7 board games based on old TV shows
Help Mr. T steal back a valuable soda pop recipe!
Once upon a time, (specifically the 1970s and '80s), television shows could not create apps and websites and social media accounts to drum up money and exposure. So they produced board games. Not just the game shows, which sort of made sense, but the sitcoms, soap operas, and even special event shows. The list below, courtesy of The Museum of Play, offers a taste of the more peculiar adaptations.

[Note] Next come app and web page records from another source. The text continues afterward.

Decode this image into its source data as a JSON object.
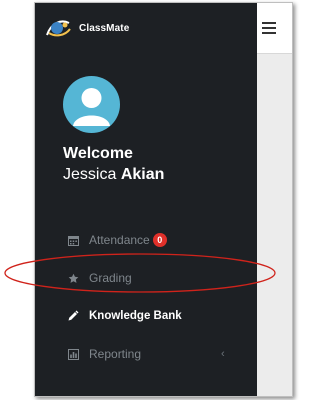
{
  "brand": {
    "name": "ClassMate",
    "logo_icon": "classmate-logo-icon"
  },
  "user": {
    "greeting": "Welcome",
    "first_name": "Jessica",
    "last_name": "Akian",
    "avatar_icon": "user-avatar-icon"
  },
  "header": {
    "menu_icon": "hamburger-menu-icon"
  },
  "menu": {
    "attendance": {
      "label": "Attendance",
      "badge": "0",
      "icon": "calendar-icon"
    },
    "grading": {
      "label": "Grading",
      "icon": "star-icon"
    },
    "knowledge_bank": {
      "label": "Knowledge Bank",
      "icon": "pencil-icon"
    },
    "reporting": {
      "label": "Reporting",
      "icon": "bar-chart-icon",
      "chevron": "‹"
    }
  },
  "colors": {
    "sidebar_bg": "#1d2024",
    "menu_text": "#7f868c",
    "active_text": "#ffffff",
    "badge": "#e0302a",
    "avatar_bg": "#55b6d5",
    "annotation": "#d0231b"
  }
}
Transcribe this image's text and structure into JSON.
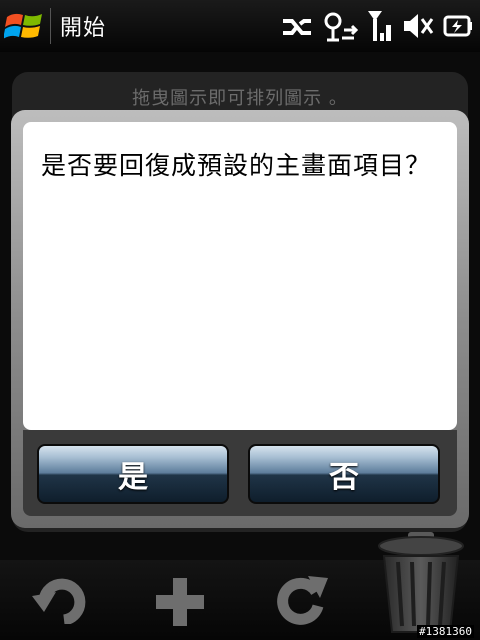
{
  "statusbar": {
    "title": "開始",
    "icons": [
      "windows-logo-icon",
      "sync-icon",
      "connectivity-icon",
      "signal-icon",
      "volume-muted-icon",
      "battery-charging-icon"
    ]
  },
  "background": {
    "hint": "拖曳圖示即可排列圖示 。"
  },
  "dialog": {
    "message": "是否要回復成預設的主畫面項目？",
    "yes_label": "是",
    "no_label": "否"
  },
  "toolbar": {
    "icons": [
      "undo-icon",
      "add-icon",
      "refresh-icon",
      "trash-icon"
    ]
  },
  "watermark": "#1381360",
  "colors": {
    "accent_button": "#1f3447",
    "dialog_frame": "#8d8d8d",
    "background": "#0b0b0b"
  }
}
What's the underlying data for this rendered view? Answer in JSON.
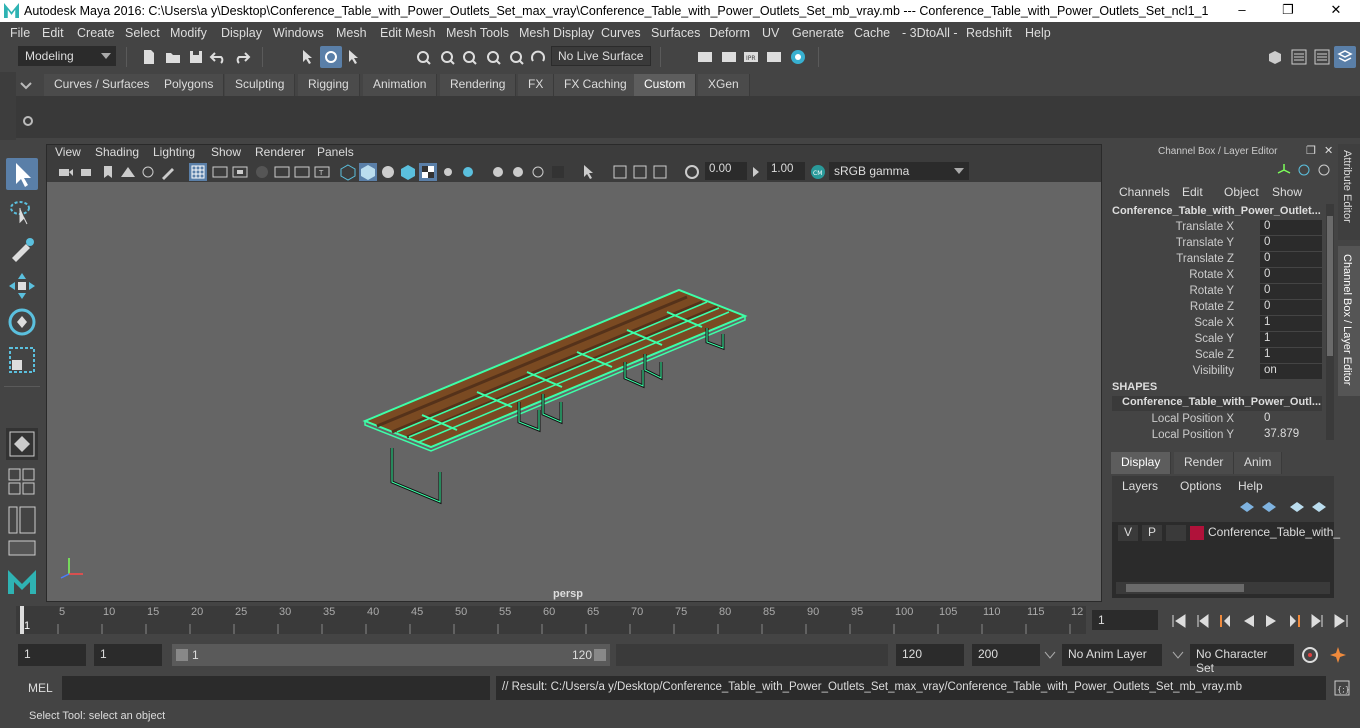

Even in the post-feminist '80s, there was no denying the popularity of the contest, begun in 1921 and still continuing today. This game carefully straddled the fluff and flounce of pageantry with a promise to increase the "verbal, reading, spelling, and mathematical skills" of the girls who played it. The girls would move their contestants up and down the "runway," drawing cards to accumulate points in the categories of scholarship, character, talent, and personality. Oh, and swimsuit wearing. Don't forget swimsuits.
Some television historians mark writer/producer Norman Lear's show as a huge turning point for television. Before Lear, beautiful, impeccably dressed white folks had easy adventures and told easier jokes. But in 1971, Lear's All in The Family, the story of a close-minded working man battling a changing world and his aggravatingly liberal son-in-law, changed TV. The show dealt with atheism, homosexuality, racism, rape, miscarriage, poverty, and all the real-life stuff that people used to seek an escape from through television.
And in 1972, those same subjects, watered down a tad, became the basis for a family board game. In the game, players would be asked to answer questions anonymously ("What do you think of a college education?" "What do children owe their parents?"). For fun, an answer representing what Archie and sometimes his sweet wife Edith were thrown in. Then players tried to guess who had written what, double points if you guessed if a statement was Archie or Edith. "What do children owe their parents? –Archie: More than they'll make in a lifetime."
Here is the unlikely romance of two forms of entertainment loved passionately by their fans and denigrated by the rest of society: role playing games and soap operas. In The Game of General Hospital, you get to assume the role of your favorite character, receiving their strengths and weaknesses in areas such as charm, resistance to romance, and reputation. You then navigate one of the most confounding game boards I've ever seen, with squares requiring that you "Must Have Romance in One Turn or Lose One Point" or "Hold a Board of Director's Meeting," interspersed with cards labeled Fate, Control, and GH Board of Directors. I do not know how the game is played. In fact, I imagine only a few people have the breadth of vision to really understand it.
First, you're going to need to get past the wolf pack stalking your family through the snowy winter. Which would have been great weather to have when the wildfire starts a few spaces after that. And then, as luck would have it, there is an "Indian War Party" still standing between you and the safety of The Little House. If you, or Ma, or Pa, or even the dog land on one of these danger spaces, you have to retreat five paces. The first player to get the whole family safely into The Little House is the winner. There is no Nellie Olsen square. Because it's just easier to negotiate starving wolves.
When we celebrate the irascible old broads we've loved since the '80s, we can't give all the love to Cloris Leachman and The Golden Girls. Don't forget Angela Lansbury, and her charming alter ego Jessica Fletcher, who had the guts to live in Cabot Cove; a sweet small town painted with the blood of hundreds of (usually partially deserved) murders. A good way to show some of that love is with the game Murder, She Wrote. You get to be Jessica, trying to find out which other player is the murderer as he/she wipes out the citizens of Cabot Cove one by one. Be sure to hold out for a copy of the 1985 version, as it has the best, most disturbing illustrations.
Mr. T, who played cranky but lovable B.A. Baracus in the adventures of those good-hearted mercenaries, was by far the most recognizable and popular of the hit show's actors. On TV, he was merely the muscle and the mechanic of the team. But on the game board, he's so important he's not even a playing character. He's integrated into the board itself. He helps the other members as they try to break into an armed fortress to steal back a valuable… soda pop recipe. Land on him, and he'll reward you with advanced movement or extra rolls of the dice. The winner of the game is the one to bypass all the guards and get the recipe undetected.
I don't care that I've never heard of this show, which apparently enjoyed a single season run on Saturday morning television in 1974. (You can watch the opening credits here…but honestly it's probably not gonna help explain much). I still want to own this board game. The show was intended to be sort of a… Neanderthal nature documentary, narrated by gentle Burgess Meredith. Producers Hanna-Barbara consulted with anthropologists to make the show as authentic as possible, for a kid's show anyway. The game sends the Korg family through the wilds of the Ice Age, hunting down food, weapons, and water, while avoiding supply shortages and ambushes.